- TASK INSTRUCTIONS
Among the lines below, how many have the word "organization"? The reply is that number alone.

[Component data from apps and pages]
+ + + + + + +

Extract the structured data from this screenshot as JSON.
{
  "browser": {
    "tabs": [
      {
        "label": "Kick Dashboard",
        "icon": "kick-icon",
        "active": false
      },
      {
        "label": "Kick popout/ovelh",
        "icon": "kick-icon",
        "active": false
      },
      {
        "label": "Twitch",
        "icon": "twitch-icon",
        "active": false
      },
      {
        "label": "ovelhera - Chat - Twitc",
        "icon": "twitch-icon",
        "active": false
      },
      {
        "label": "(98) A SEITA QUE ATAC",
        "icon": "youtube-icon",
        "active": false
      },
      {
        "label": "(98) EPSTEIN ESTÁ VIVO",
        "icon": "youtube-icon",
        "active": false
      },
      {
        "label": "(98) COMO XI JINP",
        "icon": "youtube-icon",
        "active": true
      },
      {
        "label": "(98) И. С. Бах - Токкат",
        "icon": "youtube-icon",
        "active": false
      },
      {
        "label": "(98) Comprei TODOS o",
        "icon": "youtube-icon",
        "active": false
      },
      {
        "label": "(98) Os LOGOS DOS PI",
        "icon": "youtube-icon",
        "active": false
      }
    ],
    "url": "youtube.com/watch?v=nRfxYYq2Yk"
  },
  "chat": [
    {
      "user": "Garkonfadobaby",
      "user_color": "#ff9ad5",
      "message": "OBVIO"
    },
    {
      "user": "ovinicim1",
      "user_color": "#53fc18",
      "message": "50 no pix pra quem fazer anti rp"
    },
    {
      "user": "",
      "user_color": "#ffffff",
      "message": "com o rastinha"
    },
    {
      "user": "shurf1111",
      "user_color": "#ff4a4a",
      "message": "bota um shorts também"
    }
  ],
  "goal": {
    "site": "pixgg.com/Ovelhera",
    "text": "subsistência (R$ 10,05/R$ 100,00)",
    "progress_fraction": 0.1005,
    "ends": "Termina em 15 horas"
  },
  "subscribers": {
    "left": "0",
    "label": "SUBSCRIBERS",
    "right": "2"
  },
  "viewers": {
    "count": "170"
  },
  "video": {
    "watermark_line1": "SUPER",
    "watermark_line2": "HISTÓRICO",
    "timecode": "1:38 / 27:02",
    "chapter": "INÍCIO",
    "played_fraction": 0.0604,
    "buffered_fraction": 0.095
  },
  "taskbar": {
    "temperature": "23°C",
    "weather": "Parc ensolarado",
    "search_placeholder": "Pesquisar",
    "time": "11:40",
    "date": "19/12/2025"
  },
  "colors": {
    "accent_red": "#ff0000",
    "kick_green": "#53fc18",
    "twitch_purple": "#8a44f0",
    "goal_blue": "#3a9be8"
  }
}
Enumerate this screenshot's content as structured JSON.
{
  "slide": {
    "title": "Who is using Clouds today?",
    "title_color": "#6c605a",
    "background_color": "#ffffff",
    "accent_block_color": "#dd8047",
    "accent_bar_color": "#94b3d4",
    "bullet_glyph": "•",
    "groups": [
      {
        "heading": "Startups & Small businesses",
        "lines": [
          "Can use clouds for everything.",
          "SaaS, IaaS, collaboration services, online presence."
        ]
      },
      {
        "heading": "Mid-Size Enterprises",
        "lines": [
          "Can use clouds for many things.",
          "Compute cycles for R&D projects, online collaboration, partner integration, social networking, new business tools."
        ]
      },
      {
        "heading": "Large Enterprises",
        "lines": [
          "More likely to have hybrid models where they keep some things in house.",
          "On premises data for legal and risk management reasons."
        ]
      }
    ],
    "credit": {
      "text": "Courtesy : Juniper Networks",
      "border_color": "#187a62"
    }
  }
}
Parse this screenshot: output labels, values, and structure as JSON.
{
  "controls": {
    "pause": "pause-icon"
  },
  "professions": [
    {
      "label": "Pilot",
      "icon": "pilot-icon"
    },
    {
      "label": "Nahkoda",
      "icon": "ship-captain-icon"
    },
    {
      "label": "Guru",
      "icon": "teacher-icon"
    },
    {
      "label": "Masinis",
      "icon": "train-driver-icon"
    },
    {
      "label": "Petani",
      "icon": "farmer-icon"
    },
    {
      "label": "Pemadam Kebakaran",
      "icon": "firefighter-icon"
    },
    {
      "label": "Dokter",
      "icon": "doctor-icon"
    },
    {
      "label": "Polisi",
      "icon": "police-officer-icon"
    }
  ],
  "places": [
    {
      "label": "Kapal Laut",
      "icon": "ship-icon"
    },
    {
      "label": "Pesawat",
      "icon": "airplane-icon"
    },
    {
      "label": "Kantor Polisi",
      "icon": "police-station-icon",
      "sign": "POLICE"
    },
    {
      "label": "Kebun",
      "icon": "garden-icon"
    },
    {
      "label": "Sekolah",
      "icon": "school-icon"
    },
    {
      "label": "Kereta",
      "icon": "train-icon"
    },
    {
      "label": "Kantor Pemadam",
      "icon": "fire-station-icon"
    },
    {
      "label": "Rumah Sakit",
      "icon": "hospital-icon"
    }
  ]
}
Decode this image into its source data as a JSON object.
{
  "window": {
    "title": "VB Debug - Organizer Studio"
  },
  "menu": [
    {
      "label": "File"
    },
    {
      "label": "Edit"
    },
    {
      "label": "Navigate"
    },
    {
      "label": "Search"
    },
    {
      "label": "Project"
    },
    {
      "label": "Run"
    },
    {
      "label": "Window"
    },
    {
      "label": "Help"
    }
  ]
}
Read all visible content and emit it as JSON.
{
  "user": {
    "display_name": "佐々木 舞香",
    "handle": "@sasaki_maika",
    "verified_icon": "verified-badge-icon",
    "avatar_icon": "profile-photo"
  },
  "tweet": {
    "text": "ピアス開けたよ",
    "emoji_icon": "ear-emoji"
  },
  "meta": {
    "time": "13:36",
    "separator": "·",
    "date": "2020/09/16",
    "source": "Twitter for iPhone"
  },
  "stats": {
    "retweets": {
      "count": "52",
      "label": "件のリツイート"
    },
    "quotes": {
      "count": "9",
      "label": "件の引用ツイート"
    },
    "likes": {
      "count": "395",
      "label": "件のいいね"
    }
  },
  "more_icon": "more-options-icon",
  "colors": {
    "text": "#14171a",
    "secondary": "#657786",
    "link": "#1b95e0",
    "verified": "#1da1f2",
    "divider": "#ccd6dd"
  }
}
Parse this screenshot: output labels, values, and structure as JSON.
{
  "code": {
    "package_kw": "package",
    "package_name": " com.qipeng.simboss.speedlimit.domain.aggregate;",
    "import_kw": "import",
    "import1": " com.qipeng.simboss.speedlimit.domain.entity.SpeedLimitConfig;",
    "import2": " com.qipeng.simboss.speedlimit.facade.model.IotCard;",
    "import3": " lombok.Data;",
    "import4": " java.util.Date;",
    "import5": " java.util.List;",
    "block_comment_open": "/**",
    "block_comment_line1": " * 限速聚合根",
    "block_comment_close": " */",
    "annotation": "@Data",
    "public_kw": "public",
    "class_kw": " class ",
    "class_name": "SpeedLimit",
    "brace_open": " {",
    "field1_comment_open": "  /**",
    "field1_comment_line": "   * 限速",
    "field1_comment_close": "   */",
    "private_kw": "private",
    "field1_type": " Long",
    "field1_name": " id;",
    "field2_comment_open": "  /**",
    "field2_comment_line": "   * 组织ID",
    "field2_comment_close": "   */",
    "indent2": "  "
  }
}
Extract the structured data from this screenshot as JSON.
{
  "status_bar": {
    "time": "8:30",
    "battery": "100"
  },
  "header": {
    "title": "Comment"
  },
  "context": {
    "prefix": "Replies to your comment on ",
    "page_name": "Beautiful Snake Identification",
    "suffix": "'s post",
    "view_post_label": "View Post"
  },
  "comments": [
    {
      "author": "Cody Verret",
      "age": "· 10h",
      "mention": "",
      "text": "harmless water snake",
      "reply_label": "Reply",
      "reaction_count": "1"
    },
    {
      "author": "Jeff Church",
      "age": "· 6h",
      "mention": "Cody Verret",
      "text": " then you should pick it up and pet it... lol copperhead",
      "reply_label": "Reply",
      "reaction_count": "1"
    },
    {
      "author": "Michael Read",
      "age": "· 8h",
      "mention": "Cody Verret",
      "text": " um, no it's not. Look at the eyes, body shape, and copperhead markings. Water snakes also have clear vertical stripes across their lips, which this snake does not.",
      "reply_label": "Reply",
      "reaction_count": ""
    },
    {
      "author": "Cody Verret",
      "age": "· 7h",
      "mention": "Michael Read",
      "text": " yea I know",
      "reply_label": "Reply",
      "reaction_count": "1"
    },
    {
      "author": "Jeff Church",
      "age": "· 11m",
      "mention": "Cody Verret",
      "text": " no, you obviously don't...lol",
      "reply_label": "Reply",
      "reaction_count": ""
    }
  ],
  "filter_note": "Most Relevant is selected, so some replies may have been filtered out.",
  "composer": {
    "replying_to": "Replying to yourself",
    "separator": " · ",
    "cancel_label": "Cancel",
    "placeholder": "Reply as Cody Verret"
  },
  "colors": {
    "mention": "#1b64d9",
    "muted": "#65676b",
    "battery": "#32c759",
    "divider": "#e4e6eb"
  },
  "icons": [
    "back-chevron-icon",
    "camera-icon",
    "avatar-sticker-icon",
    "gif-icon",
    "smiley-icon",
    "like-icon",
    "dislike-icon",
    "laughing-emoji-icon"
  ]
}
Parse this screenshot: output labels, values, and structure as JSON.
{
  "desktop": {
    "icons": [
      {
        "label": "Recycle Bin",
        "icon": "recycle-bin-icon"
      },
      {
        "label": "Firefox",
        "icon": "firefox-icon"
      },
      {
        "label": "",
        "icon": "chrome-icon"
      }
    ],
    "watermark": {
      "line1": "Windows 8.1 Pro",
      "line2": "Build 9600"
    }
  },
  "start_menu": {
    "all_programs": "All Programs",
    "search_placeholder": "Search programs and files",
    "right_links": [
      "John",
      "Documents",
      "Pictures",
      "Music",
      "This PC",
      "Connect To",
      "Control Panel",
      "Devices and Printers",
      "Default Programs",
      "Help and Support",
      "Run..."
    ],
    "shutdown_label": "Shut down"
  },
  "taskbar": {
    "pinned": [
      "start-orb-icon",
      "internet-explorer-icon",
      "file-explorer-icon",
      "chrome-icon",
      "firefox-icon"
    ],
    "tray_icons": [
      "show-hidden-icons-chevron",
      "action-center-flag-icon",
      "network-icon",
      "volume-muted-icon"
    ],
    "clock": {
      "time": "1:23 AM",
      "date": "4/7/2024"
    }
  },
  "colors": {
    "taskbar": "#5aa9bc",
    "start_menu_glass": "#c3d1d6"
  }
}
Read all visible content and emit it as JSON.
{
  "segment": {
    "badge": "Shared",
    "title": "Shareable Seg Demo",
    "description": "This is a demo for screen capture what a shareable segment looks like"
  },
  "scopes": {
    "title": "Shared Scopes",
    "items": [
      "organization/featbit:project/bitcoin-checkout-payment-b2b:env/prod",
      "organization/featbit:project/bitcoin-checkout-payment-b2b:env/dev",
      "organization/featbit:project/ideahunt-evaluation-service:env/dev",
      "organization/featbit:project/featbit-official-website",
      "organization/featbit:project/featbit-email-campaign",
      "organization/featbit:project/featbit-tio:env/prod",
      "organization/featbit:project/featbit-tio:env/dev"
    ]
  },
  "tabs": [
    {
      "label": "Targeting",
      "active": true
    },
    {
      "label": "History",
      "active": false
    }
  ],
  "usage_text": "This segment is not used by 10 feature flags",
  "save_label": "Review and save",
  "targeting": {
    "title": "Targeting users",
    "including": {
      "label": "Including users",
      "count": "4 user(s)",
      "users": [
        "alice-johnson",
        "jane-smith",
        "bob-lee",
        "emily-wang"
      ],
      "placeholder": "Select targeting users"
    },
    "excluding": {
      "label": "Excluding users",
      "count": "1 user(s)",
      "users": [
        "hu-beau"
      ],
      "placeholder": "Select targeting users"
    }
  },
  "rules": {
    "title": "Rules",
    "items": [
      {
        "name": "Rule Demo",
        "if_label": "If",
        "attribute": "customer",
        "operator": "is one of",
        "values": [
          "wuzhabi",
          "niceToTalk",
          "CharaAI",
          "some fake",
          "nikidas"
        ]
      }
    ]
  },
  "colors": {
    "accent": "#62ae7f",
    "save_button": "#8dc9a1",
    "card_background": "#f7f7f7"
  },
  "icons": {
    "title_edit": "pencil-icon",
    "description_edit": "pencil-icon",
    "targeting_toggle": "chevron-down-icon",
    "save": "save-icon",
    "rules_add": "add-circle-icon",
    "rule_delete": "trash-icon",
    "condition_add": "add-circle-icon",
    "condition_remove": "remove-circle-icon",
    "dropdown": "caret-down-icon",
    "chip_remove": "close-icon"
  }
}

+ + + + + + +

- ANSWER BELOW
7